Japan to host WWII POWs in long-awaited reconciliation move
Stars and Stripes August 21, 2010
YOKOTA AIR BASE, Japan — Lester Tenney’s trip to Japan next month will be anything but a vacation.
Tenney and five other World War II prisoners of war are coming here at the long-awaited invitation of the Japanese government, which during the war captured some 26,000 U.S. troops and forced them to work for Japanese companies.
Japan also interned tens of thousands of other allied troops and Chinese, Koreans and Filipinos during the Sino-Japanese War and World War II, using them as slave labor.. Tenney has for years petitioned Japan for such a trip, a contrite gesture which he said the country provided other allied troops from Australia, the United Kingdom and the Netherlands.
“We’ve been fighting for it,” the 90-year-old retired university professor said last week from his California home, his voice robust. “I can finally say I’m as good as the rest of them.”
The trip comes as a high point for Tenney after federal courts in the early 2000s dismissed lawsuits filed by him and other POWs against Japanese companies that used them in forced labor arrangements with the Imperial government.
But he contends the lawsuit was never about money. All he and the dwindling group of POWs have ever wanted, he said, is an apology.
After surviving the notorious Bataan Death March in the Philippines in April 1942, Tenney spent three years in Omuta on the southern tip of Japan working in the coal mines for Mitsui, which today is one of Japan’s largest conglomerates.
“If we didn’t work hard enough, they would beat us with pickaxes and shovels. I saw one of my friends tortured until both his legs had to be amputated,” said Tenney. The companies “didn’t stop their workers from beating us, and that was wrong.”
A company official for Nippon Coke and Engineering Co., formerly Mitsui Mining Co., declined to comment Thursday — a silence Tenney said has been standard since the end of the war.
The trip to Japan next month will take Tenney and the other POWs, along with several of their relatives and descendents of deceased POWs, to Tokyo and Kyoto with a third destination yet to be determined, said Kentaro Hatakeyama, deputy director of the North American Affairs Bureau of the Japanese Ministry of Foreign Affairs.
The purpose of the trip is reconciliation, Hatakeyama said.

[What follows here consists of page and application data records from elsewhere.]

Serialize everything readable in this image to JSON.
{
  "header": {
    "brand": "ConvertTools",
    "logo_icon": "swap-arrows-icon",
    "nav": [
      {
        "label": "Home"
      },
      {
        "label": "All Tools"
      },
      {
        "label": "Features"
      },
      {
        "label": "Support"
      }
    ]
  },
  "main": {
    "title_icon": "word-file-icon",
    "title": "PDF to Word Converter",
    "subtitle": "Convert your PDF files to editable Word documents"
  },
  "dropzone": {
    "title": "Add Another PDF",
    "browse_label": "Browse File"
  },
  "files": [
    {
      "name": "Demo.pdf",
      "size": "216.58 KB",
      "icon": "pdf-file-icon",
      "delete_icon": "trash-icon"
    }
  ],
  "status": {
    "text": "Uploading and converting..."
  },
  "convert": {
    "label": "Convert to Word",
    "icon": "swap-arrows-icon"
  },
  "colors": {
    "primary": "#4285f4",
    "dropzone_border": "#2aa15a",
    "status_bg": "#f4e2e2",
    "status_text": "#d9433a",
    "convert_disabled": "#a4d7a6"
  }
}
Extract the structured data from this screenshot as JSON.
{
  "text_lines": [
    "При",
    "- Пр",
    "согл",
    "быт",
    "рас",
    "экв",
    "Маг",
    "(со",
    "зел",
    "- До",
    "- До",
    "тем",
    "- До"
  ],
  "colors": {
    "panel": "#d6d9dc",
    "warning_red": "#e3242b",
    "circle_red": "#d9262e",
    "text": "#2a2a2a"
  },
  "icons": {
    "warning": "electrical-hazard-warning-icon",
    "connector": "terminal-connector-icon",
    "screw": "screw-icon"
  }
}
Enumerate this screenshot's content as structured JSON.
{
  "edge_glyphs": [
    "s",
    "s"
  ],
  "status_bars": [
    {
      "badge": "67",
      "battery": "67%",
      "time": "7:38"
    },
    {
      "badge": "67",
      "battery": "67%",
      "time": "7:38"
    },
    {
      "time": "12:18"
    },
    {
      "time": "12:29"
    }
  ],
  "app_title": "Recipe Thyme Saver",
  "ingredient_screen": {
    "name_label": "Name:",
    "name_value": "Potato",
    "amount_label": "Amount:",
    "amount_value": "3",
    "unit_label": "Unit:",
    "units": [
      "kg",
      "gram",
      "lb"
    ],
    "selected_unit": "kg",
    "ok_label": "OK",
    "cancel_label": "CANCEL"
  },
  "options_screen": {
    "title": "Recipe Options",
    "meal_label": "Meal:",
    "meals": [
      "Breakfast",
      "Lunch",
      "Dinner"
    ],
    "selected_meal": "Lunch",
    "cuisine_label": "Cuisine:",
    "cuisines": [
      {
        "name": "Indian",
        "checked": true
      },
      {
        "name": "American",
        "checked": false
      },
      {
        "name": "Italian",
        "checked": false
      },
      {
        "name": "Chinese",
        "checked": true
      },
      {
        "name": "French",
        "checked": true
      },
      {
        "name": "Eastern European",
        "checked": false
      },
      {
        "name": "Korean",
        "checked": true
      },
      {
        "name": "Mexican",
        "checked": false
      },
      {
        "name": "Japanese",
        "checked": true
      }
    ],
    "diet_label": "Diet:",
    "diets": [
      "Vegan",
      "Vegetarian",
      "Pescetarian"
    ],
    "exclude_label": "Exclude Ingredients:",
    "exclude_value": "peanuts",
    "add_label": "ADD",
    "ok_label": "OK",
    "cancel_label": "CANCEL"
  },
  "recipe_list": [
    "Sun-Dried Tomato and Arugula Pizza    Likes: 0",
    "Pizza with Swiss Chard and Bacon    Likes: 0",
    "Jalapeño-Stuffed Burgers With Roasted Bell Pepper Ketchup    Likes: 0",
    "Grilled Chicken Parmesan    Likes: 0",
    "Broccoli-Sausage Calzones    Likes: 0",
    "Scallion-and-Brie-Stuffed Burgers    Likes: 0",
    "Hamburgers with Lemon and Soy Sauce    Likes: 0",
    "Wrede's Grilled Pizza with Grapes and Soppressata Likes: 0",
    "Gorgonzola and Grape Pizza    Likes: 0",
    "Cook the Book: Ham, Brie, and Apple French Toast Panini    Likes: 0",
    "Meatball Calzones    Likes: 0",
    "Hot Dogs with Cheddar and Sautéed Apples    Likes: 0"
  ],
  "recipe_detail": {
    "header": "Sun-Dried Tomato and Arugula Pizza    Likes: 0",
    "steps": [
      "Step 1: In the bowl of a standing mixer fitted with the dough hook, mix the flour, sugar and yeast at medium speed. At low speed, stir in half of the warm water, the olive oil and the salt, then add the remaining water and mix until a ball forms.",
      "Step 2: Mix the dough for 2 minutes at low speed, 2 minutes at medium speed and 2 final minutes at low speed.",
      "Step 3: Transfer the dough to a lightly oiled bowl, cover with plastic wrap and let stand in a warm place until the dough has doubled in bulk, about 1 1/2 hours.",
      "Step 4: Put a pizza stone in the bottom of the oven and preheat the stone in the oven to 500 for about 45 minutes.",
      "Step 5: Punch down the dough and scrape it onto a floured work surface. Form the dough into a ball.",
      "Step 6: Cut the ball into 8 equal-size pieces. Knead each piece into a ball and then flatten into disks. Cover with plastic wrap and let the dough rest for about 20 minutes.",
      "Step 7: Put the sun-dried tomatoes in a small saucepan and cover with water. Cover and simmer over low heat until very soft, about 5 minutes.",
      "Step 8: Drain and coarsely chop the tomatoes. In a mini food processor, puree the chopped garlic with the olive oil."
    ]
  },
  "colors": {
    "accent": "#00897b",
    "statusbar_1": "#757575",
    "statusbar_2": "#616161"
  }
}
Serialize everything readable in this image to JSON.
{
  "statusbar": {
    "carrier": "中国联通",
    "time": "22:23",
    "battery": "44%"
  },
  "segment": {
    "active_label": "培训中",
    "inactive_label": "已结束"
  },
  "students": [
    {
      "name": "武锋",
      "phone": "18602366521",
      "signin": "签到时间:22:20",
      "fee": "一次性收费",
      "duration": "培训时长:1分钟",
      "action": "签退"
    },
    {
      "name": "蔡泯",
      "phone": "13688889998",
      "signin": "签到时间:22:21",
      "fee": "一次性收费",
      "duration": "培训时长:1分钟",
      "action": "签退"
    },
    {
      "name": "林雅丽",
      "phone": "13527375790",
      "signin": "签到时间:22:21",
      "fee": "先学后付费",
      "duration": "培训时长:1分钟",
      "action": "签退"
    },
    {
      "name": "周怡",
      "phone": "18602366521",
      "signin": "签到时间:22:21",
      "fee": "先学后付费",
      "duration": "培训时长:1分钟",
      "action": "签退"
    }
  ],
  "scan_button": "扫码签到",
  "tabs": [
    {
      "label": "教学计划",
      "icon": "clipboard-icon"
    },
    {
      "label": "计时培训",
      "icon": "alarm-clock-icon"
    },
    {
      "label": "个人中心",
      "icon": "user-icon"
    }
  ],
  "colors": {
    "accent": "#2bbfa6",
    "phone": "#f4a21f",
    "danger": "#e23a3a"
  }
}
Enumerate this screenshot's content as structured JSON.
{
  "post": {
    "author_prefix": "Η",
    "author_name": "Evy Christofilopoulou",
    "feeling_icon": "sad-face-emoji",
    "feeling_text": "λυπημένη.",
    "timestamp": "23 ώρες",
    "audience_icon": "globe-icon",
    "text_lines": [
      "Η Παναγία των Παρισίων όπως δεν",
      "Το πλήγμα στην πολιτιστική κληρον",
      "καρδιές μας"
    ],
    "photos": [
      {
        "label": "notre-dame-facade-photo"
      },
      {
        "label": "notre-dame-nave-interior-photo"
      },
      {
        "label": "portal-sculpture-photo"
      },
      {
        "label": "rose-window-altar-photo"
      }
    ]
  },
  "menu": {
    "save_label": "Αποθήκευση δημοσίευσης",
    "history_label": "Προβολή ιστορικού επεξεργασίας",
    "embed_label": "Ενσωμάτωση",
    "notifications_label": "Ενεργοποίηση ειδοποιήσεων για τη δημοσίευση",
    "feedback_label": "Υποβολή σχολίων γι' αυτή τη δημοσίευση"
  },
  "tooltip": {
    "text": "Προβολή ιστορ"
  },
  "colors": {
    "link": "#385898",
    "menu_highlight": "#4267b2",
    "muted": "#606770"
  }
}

“That’s what we want them to get from this trip. This is about the war and how to face the past and how to forgive the other side,” he said. “And these things are very difficult.”
Hatakeyama blamed the delay in organizing the trip on a lack of funding but said Japan sincerely wants to help the POWs achieve peace of mind.
The idea that Japan should apologize for anything after what happened at Hiroshima and Nagasaki — the first and only nuclear attacks in history and carried out by the United States — is a sometimes difficult proposition in Japan, said Kinue Tokudome, founder and director of the U.S.-Japan Dialogue on POWs.
An apology from Japan is not only deserved by the POWs but it would also benefit the atomic bomb victims — known as “hibakusha” — and their advocates, Tokudome said. Their cause is often marginalized by those who contend the United States acted wisely in dropping the atomic bombs to hasten the end of the war in the Pacific. But if Japan apologizes for the atrocities it committed during the war it could help Americans better understand the horrors inflicted by the atomic bomb, she said
It “would actually help the hibakusha groups to communicate their experience to the American people,” said Tokudome, who first began writing about Tenney and other POWs as a journalist in Los Angeles in the late 1990s.
Tokudome and her husband, both Japanese, spent 31 years in the United States before moving back to Japan last year. “I have two American born children,” she said. “The U.S. has given me so much; this was a little way I could give back.”
It is the kindness of Japanese such as Tokudome and others Tenney has encountered over the years and throughout his five previous trips to Japan to lecture about the war that have helped calm his soul over the years.
To those who refuse to accept Japan’s apology, his advice is simple: “You have to let go. Until you can start thinking differently, you will still be a prisoner, and you will die a prisoner.”